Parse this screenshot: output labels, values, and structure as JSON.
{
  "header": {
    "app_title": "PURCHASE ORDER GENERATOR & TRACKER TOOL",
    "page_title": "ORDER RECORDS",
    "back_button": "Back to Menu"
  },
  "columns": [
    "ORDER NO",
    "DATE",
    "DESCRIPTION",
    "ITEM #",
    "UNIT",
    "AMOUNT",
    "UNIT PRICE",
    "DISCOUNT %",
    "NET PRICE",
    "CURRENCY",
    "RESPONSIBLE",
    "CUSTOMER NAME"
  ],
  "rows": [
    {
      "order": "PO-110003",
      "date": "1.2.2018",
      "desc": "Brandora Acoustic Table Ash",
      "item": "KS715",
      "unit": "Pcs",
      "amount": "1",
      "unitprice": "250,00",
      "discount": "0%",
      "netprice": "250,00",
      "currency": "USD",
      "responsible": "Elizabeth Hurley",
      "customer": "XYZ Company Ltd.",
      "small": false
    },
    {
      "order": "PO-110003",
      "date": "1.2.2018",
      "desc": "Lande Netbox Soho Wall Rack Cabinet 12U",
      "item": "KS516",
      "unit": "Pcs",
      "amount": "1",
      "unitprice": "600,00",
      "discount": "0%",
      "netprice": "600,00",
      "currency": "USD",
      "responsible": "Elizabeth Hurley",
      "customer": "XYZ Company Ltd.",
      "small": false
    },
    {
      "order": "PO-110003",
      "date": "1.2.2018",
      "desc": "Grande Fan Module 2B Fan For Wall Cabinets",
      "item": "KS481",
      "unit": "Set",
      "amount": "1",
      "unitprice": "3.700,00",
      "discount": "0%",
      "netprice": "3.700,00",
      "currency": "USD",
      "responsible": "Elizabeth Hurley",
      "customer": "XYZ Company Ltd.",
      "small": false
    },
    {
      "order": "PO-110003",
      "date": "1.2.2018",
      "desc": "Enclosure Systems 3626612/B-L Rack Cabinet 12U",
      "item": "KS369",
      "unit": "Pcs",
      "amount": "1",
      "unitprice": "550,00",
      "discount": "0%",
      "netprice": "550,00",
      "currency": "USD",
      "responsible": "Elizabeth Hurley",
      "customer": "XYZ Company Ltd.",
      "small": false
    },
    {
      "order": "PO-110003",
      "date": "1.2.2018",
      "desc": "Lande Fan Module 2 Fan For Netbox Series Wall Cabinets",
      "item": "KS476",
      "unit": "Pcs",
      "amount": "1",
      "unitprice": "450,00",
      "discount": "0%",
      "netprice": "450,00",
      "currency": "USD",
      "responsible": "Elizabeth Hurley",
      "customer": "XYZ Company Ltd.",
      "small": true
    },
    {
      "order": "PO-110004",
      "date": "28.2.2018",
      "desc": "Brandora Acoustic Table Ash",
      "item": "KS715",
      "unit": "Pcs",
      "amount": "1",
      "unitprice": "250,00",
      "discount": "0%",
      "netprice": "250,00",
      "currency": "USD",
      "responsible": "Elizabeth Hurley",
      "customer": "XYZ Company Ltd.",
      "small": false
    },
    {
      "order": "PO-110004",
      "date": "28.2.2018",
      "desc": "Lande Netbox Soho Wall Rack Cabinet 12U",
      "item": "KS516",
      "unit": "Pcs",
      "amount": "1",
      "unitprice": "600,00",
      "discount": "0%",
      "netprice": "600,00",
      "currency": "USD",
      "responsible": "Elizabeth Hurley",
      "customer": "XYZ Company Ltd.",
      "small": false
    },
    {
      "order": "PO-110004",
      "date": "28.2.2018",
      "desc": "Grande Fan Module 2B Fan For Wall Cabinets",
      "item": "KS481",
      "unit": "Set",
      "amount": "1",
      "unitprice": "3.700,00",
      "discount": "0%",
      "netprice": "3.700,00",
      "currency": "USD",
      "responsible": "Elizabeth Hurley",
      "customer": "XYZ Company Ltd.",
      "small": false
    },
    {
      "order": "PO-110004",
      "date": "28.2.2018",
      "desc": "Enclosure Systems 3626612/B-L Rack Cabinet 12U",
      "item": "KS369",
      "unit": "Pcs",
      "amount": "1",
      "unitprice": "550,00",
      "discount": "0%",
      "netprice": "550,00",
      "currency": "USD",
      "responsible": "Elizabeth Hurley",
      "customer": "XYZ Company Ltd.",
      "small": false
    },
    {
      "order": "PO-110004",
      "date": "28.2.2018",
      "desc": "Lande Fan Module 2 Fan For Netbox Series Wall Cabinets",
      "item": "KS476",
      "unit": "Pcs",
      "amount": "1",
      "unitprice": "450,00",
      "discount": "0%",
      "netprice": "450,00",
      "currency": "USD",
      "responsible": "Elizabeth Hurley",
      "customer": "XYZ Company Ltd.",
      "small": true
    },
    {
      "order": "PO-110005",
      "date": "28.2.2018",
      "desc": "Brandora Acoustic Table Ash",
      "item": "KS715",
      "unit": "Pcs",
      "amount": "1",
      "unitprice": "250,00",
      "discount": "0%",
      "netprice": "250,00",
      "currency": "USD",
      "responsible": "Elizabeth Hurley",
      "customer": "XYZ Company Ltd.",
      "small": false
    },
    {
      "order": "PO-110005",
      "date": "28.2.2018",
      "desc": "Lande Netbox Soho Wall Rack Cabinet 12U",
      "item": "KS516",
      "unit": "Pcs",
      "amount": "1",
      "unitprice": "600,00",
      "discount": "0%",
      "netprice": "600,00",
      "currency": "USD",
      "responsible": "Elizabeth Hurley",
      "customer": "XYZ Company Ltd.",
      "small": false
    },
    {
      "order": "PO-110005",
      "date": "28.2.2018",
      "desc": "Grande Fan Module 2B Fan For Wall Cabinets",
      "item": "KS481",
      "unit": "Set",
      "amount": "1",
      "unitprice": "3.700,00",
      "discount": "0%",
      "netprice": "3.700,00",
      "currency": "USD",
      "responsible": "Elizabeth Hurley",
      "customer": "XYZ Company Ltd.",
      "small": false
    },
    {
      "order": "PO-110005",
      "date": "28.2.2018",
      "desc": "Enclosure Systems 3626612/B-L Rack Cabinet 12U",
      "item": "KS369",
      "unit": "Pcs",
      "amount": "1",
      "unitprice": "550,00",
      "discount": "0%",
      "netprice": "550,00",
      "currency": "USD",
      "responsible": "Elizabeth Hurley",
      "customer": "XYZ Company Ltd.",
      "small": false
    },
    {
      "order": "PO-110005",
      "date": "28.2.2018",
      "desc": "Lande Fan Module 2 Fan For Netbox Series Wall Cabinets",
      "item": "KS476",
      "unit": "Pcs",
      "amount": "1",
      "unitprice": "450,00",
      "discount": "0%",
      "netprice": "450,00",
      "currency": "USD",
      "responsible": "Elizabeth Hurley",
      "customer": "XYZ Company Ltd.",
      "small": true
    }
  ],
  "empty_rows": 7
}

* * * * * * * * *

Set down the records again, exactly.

■ Output for this exercise ■
Parse this screenshot: output labels, values, and structure as JSON.
{
  "header": {
    "app_title": "PURCHASE ORDER GENERATOR & TRACKER TOOL",
    "page_title": "ORDER RECORDS",
    "back_button": "Back to Menu"
  },
  "columns": [
    "ORDER NO",
    "DATE",
    "DESCRIPTION",
    "ITEM #",
    "UNIT",
    "AMOUNT",
    "UNIT PRICE",
    "DISCOUNT %",
    "NET PRICE",
    "CURRENCY",
    "RESPONSIBLE",
    "CUSTOMER NAME"
  ],
  "rows": [
    {
      "order": "PO-110003",
      "date": "1.2.2018",
      "desc": "Brandora Acoustic Table Ash",
      "item": "KS715",
      "unit": "Pcs",
      "amount": "1",
      "unitprice": "250,00",
      "discount": "0%",
      "netprice": "250,00",
      "currency": "USD",
      "responsible": "Elizabeth Hurley",
      "customer": "XYZ Company Ltd.",
      "small": false
    },
    {
      "order": "PO-110003",
      "date": "1.2.2018",
      "desc": "Lande Netbox Soho Wall Rack Cabinet 12U",
      "item": "KS516",
      "unit": "Pcs",
      "amount": "1",
      "unitprice": "600,00",
      "discount": "0%",
      "netprice": "600,00",
      "currency": "USD",
      "responsible": "Elizabeth Hurley",
      "customer": "XYZ Company Ltd.",
      "small": false
    },
    {
      "order": "PO-110003",
      "date": "1.2.2018",
      "desc": "Grande Fan Module 2B Fan For Wall Cabinets",
      "item": "KS481",
      "unit": "Set",
      "amount": "1",
      "unitprice": "3.700,00",
      "discount": "0%",
      "netprice": "3.700,00",
      "currency": "USD",
      "responsible": "Elizabeth Hurley",
      "customer": "XYZ Company Ltd.",
      "small": false
    },
    {
      "order": "PO-110003",
      "date": "1.2.2018",
      "desc": "Enclosure Systems 3626612/B-L Rack Cabinet 12U",
      "item": "KS369",
      "unit": "Pcs",
      "amount": "1",
      "unitprice": "550,00",
      "discount": "0%",
      "netprice": "550,00",
      "currency": "USD",
      "responsible": "Elizabeth Hurley",
      "customer": "XYZ Company Ltd.",
      "small": false
    },
    {
      "order": "PO-110003",
      "date": "1.2.2018",
      "desc": "Lande Fan Module 2 Fan For Netbox Series Wall Cabinets",
      "item": "KS476",
      "unit": "Pcs",
      "amount": "1",
      "unitprice": "450,00",
      "discount": "0%",
      "netprice": "450,00",
      "currency": "USD",
      "responsible": "Elizabeth Hurley",
      "customer": "XYZ Company Ltd.",
      "small": true
    },
    {
      "order": "PO-110004",
      "date": "28.2.2018",
      "desc": "Brandora Acoustic Table Ash",
      "item": "KS715",
      "unit": "Pcs",
      "amount": "1",
      "unitprice": "250,00",
      "discount": "0%",
      "netprice": "250,00",
      "currency": "USD",
      "responsible": "Elizabeth Hurley",
      "customer": "XYZ Company Ltd.",
      "small": false
    },
    {
      "order": "PO-110004",
      "date": "28.2.2018",
      "desc": "Lande Netbox Soho Wall Rack Cabinet 12U",
      "item": "KS516",
      "unit": "Pcs",
      "amount": "1",
      "unitprice": "600,00",
      "discount": "0%",
      "netprice": "600,00",
      "currency": "USD",
      "responsible": "Elizabeth Hurley",
      "customer": "XYZ Company Ltd.",
      "small": false
    },
    {
      "order": "PO-110004",
      "date": "28.2.2018",
      "desc": "Grande Fan Module 2B Fan For Wall Cabinets",
      "item": "KS481",
      "unit": "Set",
      "amount": "1",
      "unitprice": "3.700,00",
      "discount": "0%",
      "netprice": "3.700,00",
      "currency": "USD",
      "responsible": "Elizabeth Hurley",
      "customer": "XYZ Company Ltd.",
      "small": false
    },
    {
      "order": "PO-110004",
      "date": "28.2.2018",
      "desc": "Enclosure Systems 3626612/B-L Rack Cabinet 12U",
      "item": "KS369",
      "unit": "Pcs",
      "amount": "1",
      "unitprice": "550,00",
      "discount": "0%",
      "netprice": "550,00",
      "currency": "USD",
      "responsible": "Elizabeth Hurley",
      "customer": "XYZ Company Ltd.",
      "small": false
    },
    {
      "order": "PO-110004",
      "date": "28.2.2018",
      "desc": "Lande Fan Module 2 Fan For Netbox Series Wall Cabinets",
      "item": "KS476",
      "unit": "Pcs",
      "amount": "1",
      "unitprice": "450,00",
      "discount": "0%",
      "netprice": "450,00",
      "currency": "USD",
      "responsible": "Elizabeth Hurley",
      "customer": "XYZ Company Ltd.",
      "small": true
    },
    {
      "order": "PO-110005",
      "date": "28.2.2018",
      "desc": "Brandora Acoustic Table Ash",
      "item": "KS715",
      "unit": "Pcs",
      "amount": "1",
      "unitprice": "250,00",
      "discount": "0%",
      "netprice": "250,00",
      "currency": "USD",
      "responsible": "Elizabeth Hurley",
      "customer": "XYZ Company Ltd.",
      "small": false
    },
    {
      "order": "PO-110005",
      "date": "28.2.2018",
      "desc": "Lande Netbox Soho Wall Rack Cabinet 12U",
      "item": "KS516",
      "unit": "Pcs",
      "amount": "1",
      "unitprice": "600,00",
      "discount": "0%",
      "netprice": "600,00",
      "currency": "USD",
      "responsible": "Elizabeth Hurley",
      "customer": "XYZ Company Ltd.",
      "small": false
    },
    {
      "order": "PO-110005",
      "date": "28.2.2018",
      "desc": "Grande Fan Module 2B Fan For Wall Cabinets",
      "item": "KS481",
      "unit": "Set",
      "amount": "1",
      "unitprice": "3.700,00",
      "discount": "0%",
      "netprice": "3.700,00",
      "currency": "USD",
      "responsible": "Elizabeth Hurley",
      "customer": "XYZ Company Ltd.",
      "small": false
    },
    {
      "order": "PO-110005",
      "date": "28.2.2018",
      "desc": "Enclosure Systems 3626612/B-L Rack Cabinet 12U",
      "item": "KS369",
      "unit": "Pcs",
      "amount": "1",
      "unitprice": "550,00",
      "discount": "0%",
      "netprice": "550,00",
      "currency": "USD",
      "responsible": "Elizabeth Hurley",
      "customer": "XYZ Company Ltd.",
      "small": false
    },
    {
      "order": "PO-110005",
      "date": "28.2.2018",
      "desc": "Lande Fan Module 2 Fan For Netbox Series Wall Cabinets",
      "item": "KS476",
      "unit": "Pcs",
      "amount": "1",
      "unitprice": "450,00",
      "discount": "0%",
      "netprice": "450,00",
      "currency": "USD",
      "responsible": "Elizabeth Hurley",
      "customer": "XYZ Company Ltd.",
      "small": true
    }
  ],
  "empty_rows": 7
}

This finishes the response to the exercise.